In terms of improving student learning, if authentic assessments are valuable in that regard, what could be more authentic than actually doing work that one might otherwise be asking students to simulate?

I do feel strongly, however, that students must be given a choice as to whether or not they want their work to be public, and if so, whether they wish to give their work an open license. The copyright for their work belongs to them, after all.


Wiley sometimes sounds as if he thinks we should eliminate all disposable assignments; I don’t see the need to go that far. I think disposable assignments are useful for many purposes. But I do think adding in some non-disposable assignments where they might fit our course content and contexts is something we faculty should seriously consider doing.

Further reading (blog posts, websites, and articles linked and cited above)

Beasley-Murray, Jon. (n.d.) Wikiproject: Murder, Madness, and Mayhem. Wikipedia. Retrieved from

Creative Commons Guide. (n.d.). Copyright at UBC website. Retrieved from

Frey, Bruce B. (2014). Authentic assessment. Chapter 8 of Modern Classroom Assessment. Thousand Oaks, CA: Sage Publications. Retrieved from

From consumers to creator: Students as producers of content (n.d.). Flexible learning website. Retrieved from

Hendricks, Christina. (2015, Aug. 18). Non-disposable assignments in philosophy. [Blog post] You’re the Teacher. Retrieved from

Svinicki, M. D. (2004). Authentic assessment: Testing in reality. New Directions in Teaching and Learning, 100, 23-29. DOI: 10.1002/tl.167

Wiley, David. (2013, Oct. 21). What is open pedagogy? [Blog post] Iterating Toward Openness. Retrieved from

Wiley, David. (2015, Aug. 3). An obstacle to the ubiquitous adoption of OER in U.S. higher education. [Blog post] Iterating Toward Openness. Retrieved from

Wiley, David (Ed.). (2014). An Open Education Reader. Retrieved from

Christina Hendricks

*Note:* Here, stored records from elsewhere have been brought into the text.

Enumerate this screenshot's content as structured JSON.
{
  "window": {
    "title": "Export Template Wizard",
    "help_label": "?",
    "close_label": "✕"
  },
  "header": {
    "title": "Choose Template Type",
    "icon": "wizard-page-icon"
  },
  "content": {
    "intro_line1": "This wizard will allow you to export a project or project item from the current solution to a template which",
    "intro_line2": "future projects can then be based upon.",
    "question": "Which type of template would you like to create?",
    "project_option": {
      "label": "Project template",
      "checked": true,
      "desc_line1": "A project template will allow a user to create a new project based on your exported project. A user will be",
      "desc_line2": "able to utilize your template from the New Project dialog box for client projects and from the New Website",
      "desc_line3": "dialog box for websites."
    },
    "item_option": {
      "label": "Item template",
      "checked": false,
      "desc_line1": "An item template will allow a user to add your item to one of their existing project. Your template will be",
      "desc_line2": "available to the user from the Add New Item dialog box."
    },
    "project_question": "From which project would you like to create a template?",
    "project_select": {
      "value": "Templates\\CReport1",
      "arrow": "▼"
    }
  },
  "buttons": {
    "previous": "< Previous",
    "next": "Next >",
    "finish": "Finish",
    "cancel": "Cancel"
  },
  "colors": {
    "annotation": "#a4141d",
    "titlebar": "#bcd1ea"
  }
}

Christina Hendricks is a Sr. Instructor in Philosophy and Arts One at UBC, and is also currently serving as the Chair of the Arts One program. In 2014-2015, she was a Faculty Fellow with the BCcampus Open Textbook program (, and in 2015-2016 she is an Open Educational Resources (OER) Research Fellow with the Open Education Group ( She has started reflecting on how she can incorporate non-disposable assignments in her philosophy courses but still has a ways to go.